The Vikings arrive as a playoff team, not one that’s facing a painful rebuild. A year ago this time, every conversation focused on the health of Adrian Peterson and whether he would be ready to start the season or, worse, if he’d ever be the same after tearing up his left knee. Silly us.
The big talker this offseason focused on who will play middle linebacker. This is a more desirable starting point for coach Leslie Frazier, who oversaw the largest single-season turnaround in team history but now faces a different kind of challenge.
The Vikings silenced those of us who thought a three-win season in 2011 was a portent to more struggles. Now, they must prove that a 10-win season was not a one-hit wonder that came primarily on the strength of an inspired MVP campaign by the best football player on the planet.
Though a fundamental question at quarterback lingers, the Vikings will reconvene as a team that is expected to compete for a division title and playoff spot, and anything short of that will be a disappointment.
“We can’t settle on what we did last year,” veteran defensive tackle Kevin Williams said. “We jumped over the bar that people had set for us. We have to expect to get there and beyond this year.”
This is the beauty — and quintessential marketing tool — of the NFL. The Vikings delivered another testimonial on the league’s unpredictable nature, which might just serve as Frazier’s message when his players gather again. Assume nothing.

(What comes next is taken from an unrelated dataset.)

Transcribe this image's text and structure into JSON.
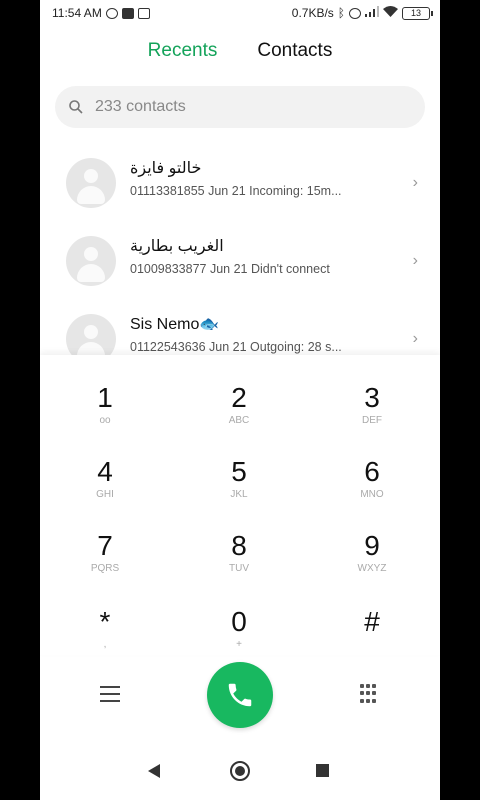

Every NFL season offers surprises, both good and bad, and 32 teams feel hopeful as they head to training camp. Realistically, the Vikings could have a better team but worse record because so many variables come attached to every season. Injuries, of course, often determine a team’s fortunes. The Vikings also face a tougher schedule. That’s nothing more than guesswork, though, because in the NFL, it’s not so much who you play but when you play them that matters.
Given truth serum, the Vikings’ decision-makers didn’t anticipate being in this position so quickly after overhauling the roster in a youth movement last offseason. If they truly expected to be a playoff team, they wouldn’t have released veteran Sage Rosenfels in camp and left themselves so vulnerable at backup quarterback, a move that cost them any chance in the playoff game at Green Bay.
The Packers remain the pacesetter in the NFC North, but the Vikings have earned the right to be in that discussion. The gap between those two no longer requires binoculars. The glaring difference, of course, lies at quarterback and the Vikings’ ceiling hinges on Christian Ponder’s improvement.
If Ponder can play like the quarterback we saw the final few weeks of the regular season, the Vikings’ future looks even brighter. If his performance continues to pinball all over the map, the Vikings likely will be starting over at that position in 2014. This season will provide the ultimate judgment on Ponder, because he’s more seasoned and surrounded by better talent.
We should know by now that it’s unwise to doubt Peterson, but it’s also foolish to bank on him repeating his 2012 effort. That was a historic season, not an annual expectation, even for a guy who seems superhuman.
So much has changed since last summer and not only concern over Peterson’s knee. The Vikings must replace Percy Harvin and Antoine Winfield and anyone who minimizes their absence is wearing Purple blinders. But General Manager Rick Spielman has done a nice job reshaping the roster and finding young players capable of making an immediate impact.
Every season begins with a message, and Frazier’s approach last summer was masterful. Even though his job was on the line, not once did Frazier complain about his team’s youth movement or allow it to become a crutch. He also sold his veterans on the belief that a team’s age and external expectations don’t determine a season’s direction.
That’s a good lesson as the Vikings approach training camp. They’re coming off a playoff appearance and are trending in the right direction. Expectations are higher. But as they proved last season, the narrative can change abruptly.
They should welcome this challenge. It sure beats the malaise that greeted their arrival in Mankato last summer.
Chip Scoggins email@example.com.